The result of the Great Depression of the 1930s was visible in economic policy and societal development. This meant increased protectionism and state intervention in the economy e.g. in the form Keynesianism, increased public spending in the New Deal policy in the U.S. or an anti-democratic alternative in the Nazi ... (Show more)
The result of the Great Depression of the 1930s was visible in economic policy and societal development. This meant increased protectionism and state intervention in the economy e.g. in the form Keynesianism, increased public spending in the New Deal policy in the U.S. or an anti-democratic alternative in the Nazi Germany. Instead in Finland, earlier research does not find similar turning point in the role of the state during and after of the Depression. One important explanation is the rise of right-wing hegemony after the 1918 Civil War, and this movement intensified during the Depression years. It seems that Finland was falling behind in general government expenditure in relation to GDP especially in the 1930s. This is interesting because of the political self-understanding of a ‘strong state’ based on earlier autonomy in Finland and the fact that in the latecomer countries, despite political ideologies, the state could create preconditions for development.

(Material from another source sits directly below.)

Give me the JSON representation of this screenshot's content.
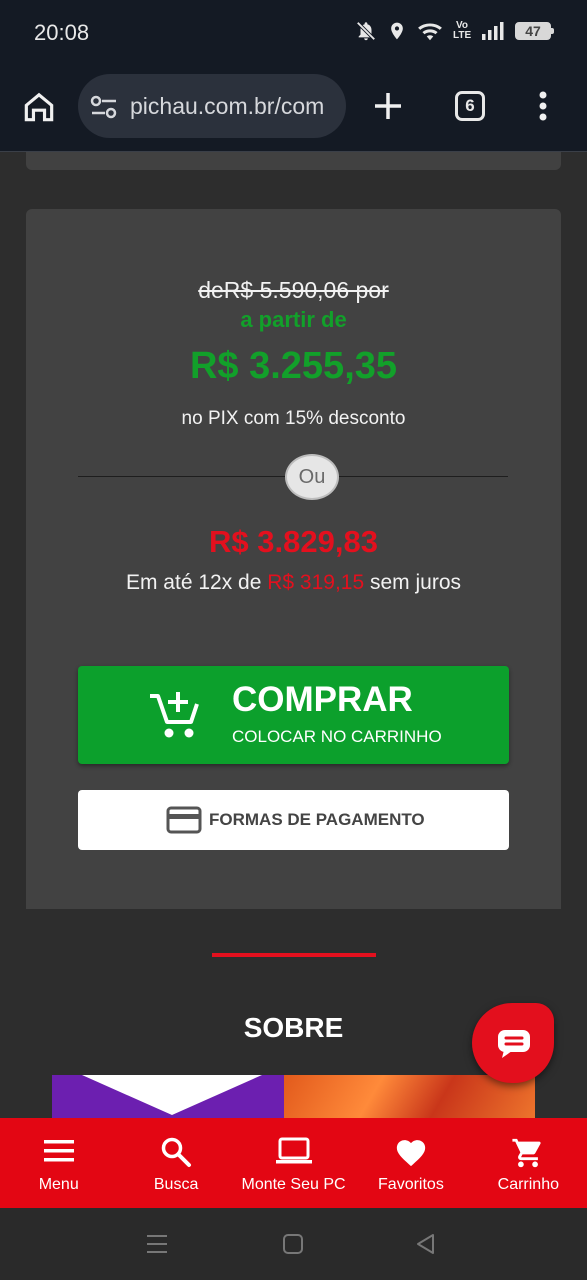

In this paper we analyze the Great Depression and the state (public sector) development in Finland in the comparative context of its neighbors, the Soviet Union and Sweden. After c. one hundred years period of autonomy in the Russian empire Finland received its independence (1917) with the collapse of the empire in the World War I, after which the Soviet Union seemed to become the challenger of capitalism by building a socialist command economy. Finland had also a longer common past with another neighboring country Sweden, as part of the kingdom for almost six hundred years. After the global crisis of the 1930s, the long-lasting period of the welfare state construction (the ‘Nordic Model’) intensified in Sweden, and the construction of a state-owned socialist system began in the Soviet Union during the interwar years. Therefore, a new independent state, Finland, was between the two economies, where the state played an increasingly strengthening role.
We concentrate two different aspects of state development: 1) state planning and political discourse and, 2) fiscal policy and the extent of public expenditure. The extent to which economic and societal policy was recognized as a means for state-building varied in these three countries, but it is important to take into account, however, that the development was still cautious in Sweden in the 1930s and the Soviet Union was not immediately and totally a command economy. Our preliminary results indicate that considering the stage of social development, the various dimensions of the public sector and the ‘real development of the state’, Finland appeared less exceptional as often interpreted. (Show less)